Deferring Taxes Using a Cost Segregation Study for Real Estate
What is a Cost Segregation Study? A cost segregation study, is a study performed by a qualified engineering firm to determine what portions of a building are eligible for shorter depreciable lives and accelerated depreciation, thereby deferring income taxes. IRS regulations require commercial and residential buildings to be depreciated over 39 and 27.5 years respectively. When real estate is acquired or constructed, absent any other data, the non-depreciable cost of the land is separated from the building and the building is depreciated.
Client Testimonial: "This year, Gordon, Keeter & Co. recommended we have a cost segregation study performed on our new veterinary clinic. For the first time in years, we are excited about filing our income tax return and taking advantage of the tax savings from the study." - Dr. Melanie Moore, Animal Care Clinic of Concord (pictured at right)
A cost segregation study can be extremely beneficial by accelerating the depreciation expense. The study determines what portion of the cost of the building is considered personal property to be depreciated between 5 and 15 years. Amounts determined to be personal property may be eligible for special depreciation allowances, such as bonus deprecation and Section 179.
Is a Cost Segregation Study Only Available for New Construction? No. Any building placed in service or acquired after 1986 is eligible for the benefits of a cost segregation study. If a cost segregation study is completed in the year originally acquired or placed in service, the building and the amounts deemed to be personal property are depreciated accordingly. If a cost segregation study is completed after the fact, a one-time adjustment is calculated and reported on the current year tax return for the cumulative depreciation effect of the changes in the depreciable lives of the assets.
Do I Have to Own the Real Estate to Benefit from a Cost Segregation Study? No. If you have leased a facility where you have upfit costs that are considered leasehold improvements for your business, those costs are depreciated as if they are a part of the real estate subject to 39 or 27.5 year depreciation lives. Those same costs can be reallocated based on a cost segregation study to accelerate the depreciation expense for those improvements.
Is a Cost Segregation Study Always a Good Idea? No. A cost segregation study is most beneficial when there is going to be a significant tax benefit that outweighs the cost of the study. A study may not be recommended for a building with a low depreciable cost basis or a building that may be sold in the near future. If a building is sold that has had a cost segregation study completed, the accelerated depreciation may have to be fully recaptured in the year of sale, potentially negating the tax benefits. If the building is going to be sold through a 1031 (like-kind) exchange, the portion of the building reclassified as personal property would have to line up with the personal property portion of the real estate acquired to realize the full benefit of the 1031 exchange.
Will a Cost Segregation Study Trigger an IRS Audit? No. Cost segregation studies are accepted and expected by the IRS. The IRS has issued guidance on how to report the results of a cost segregation study on your tax return.
Is a Cost Segregation Study Expensive? It depends. There are many factors that determine the cost of the study. The cost is going to correlate to the size and sophistication of the building.
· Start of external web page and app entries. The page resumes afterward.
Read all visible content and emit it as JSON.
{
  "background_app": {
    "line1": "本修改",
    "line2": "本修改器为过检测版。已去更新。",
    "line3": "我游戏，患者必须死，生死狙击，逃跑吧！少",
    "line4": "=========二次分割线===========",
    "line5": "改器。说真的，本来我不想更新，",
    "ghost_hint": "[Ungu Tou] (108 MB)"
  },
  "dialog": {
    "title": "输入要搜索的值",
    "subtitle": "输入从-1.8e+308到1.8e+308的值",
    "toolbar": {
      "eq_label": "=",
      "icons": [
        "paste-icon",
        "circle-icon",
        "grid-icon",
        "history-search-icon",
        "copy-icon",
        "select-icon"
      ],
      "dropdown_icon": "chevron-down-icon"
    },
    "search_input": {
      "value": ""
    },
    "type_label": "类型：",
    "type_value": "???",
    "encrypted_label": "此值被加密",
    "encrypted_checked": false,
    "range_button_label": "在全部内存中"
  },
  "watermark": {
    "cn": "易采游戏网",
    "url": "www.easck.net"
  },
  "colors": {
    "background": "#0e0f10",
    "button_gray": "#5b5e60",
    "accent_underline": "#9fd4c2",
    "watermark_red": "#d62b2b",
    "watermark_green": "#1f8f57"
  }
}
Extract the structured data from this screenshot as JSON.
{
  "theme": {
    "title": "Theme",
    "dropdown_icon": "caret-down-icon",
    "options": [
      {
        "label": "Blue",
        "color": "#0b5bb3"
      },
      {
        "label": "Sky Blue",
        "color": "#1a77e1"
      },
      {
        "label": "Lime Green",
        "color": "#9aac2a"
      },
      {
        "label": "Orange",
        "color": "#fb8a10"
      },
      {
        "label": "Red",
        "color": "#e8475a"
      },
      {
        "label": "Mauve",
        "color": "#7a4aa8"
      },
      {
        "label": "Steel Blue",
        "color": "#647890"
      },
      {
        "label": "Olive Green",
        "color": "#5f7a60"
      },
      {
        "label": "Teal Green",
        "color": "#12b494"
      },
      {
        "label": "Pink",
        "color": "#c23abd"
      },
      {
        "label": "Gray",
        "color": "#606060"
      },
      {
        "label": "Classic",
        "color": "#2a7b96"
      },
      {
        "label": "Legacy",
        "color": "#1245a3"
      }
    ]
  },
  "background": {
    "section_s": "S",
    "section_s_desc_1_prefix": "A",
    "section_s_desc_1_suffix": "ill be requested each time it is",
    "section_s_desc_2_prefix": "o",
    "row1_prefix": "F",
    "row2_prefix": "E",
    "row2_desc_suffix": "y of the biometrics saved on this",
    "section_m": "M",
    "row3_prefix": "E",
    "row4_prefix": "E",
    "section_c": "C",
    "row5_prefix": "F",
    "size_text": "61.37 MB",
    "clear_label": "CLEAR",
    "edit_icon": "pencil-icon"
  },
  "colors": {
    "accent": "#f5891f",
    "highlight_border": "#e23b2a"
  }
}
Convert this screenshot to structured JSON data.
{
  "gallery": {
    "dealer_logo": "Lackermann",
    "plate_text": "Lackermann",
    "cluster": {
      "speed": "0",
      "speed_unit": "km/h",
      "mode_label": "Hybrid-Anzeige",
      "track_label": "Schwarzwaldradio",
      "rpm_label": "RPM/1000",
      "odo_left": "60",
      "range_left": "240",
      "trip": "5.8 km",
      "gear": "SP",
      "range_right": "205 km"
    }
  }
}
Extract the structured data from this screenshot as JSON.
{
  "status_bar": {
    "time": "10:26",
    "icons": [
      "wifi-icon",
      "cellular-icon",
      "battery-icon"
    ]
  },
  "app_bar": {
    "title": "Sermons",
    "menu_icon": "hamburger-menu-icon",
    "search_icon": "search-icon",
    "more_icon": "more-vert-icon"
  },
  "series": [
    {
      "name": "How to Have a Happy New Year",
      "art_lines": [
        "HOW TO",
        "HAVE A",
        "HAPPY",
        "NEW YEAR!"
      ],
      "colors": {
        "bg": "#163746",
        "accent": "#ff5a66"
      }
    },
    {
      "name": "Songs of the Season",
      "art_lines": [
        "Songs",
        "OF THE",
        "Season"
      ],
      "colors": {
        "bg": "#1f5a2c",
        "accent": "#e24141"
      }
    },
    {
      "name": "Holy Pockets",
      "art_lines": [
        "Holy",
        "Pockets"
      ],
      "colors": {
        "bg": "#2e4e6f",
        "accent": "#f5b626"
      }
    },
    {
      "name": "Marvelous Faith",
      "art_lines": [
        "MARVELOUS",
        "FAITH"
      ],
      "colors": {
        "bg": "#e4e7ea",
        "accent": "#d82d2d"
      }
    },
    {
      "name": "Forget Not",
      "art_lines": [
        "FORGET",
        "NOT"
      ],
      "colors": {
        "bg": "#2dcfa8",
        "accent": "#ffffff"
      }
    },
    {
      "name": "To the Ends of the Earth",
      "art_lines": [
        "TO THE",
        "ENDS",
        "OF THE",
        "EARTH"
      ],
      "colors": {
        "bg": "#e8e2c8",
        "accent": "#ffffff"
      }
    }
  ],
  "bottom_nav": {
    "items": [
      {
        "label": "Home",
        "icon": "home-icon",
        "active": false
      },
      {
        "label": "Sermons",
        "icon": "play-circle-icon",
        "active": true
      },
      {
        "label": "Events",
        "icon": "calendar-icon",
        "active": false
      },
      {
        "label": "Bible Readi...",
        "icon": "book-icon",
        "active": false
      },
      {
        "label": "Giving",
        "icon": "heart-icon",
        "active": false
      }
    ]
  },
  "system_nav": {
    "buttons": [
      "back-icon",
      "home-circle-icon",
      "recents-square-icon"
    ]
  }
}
The cost of a study for a warehouse type space would be much less than that of a building the same size used for a medical practice. With a true warehouse type of space, there is probably not a lot of benefit to a cost segregation study, because the purpose of the study is break out the components of the building that are not considered structural in nature. For example, basic electrical wiring to run the general lighting system of the building is considered a structural component. However, wiring run specifically for equipment, such as copier systems or medical equipment, would be considered a part of the equipment it was put in place to run and therefore, depreciated like it is a part of the equipment (5 or 7 years with Section 179 and/or bonus depreciation allowed). Therefore, the estimated cost of the study should be weighed against the tax savings when making a decision.
What are Some Types of Buildings that May See the Biggest Benefit?
|Car Dealerships and Service Centers||Car Washes|
|Commercial Office Buildings||Entertainment Facilities|
|Manufacturing Plants||Medical Offices (including, dental, eye & veterinary)|
|Buildings that have had a significant amount of upfit, remodeling or leasehold improvements|
Who Should I Contact to Determine if a Cost Segregation Study is Right for Me? You should first contact your CPA regarding your specific situation to see if the current and long-term benefit is worth the cost. You should also ask the cost segregation firm to give you a quote of the costs of performing the study and an estimate of the depreciation benefit. Your CPA will help you analyze this information to see if the study is in your best interest.
If you would like more information on cost segregation studies and if you could benefit from such a study, please feel free to contact our office.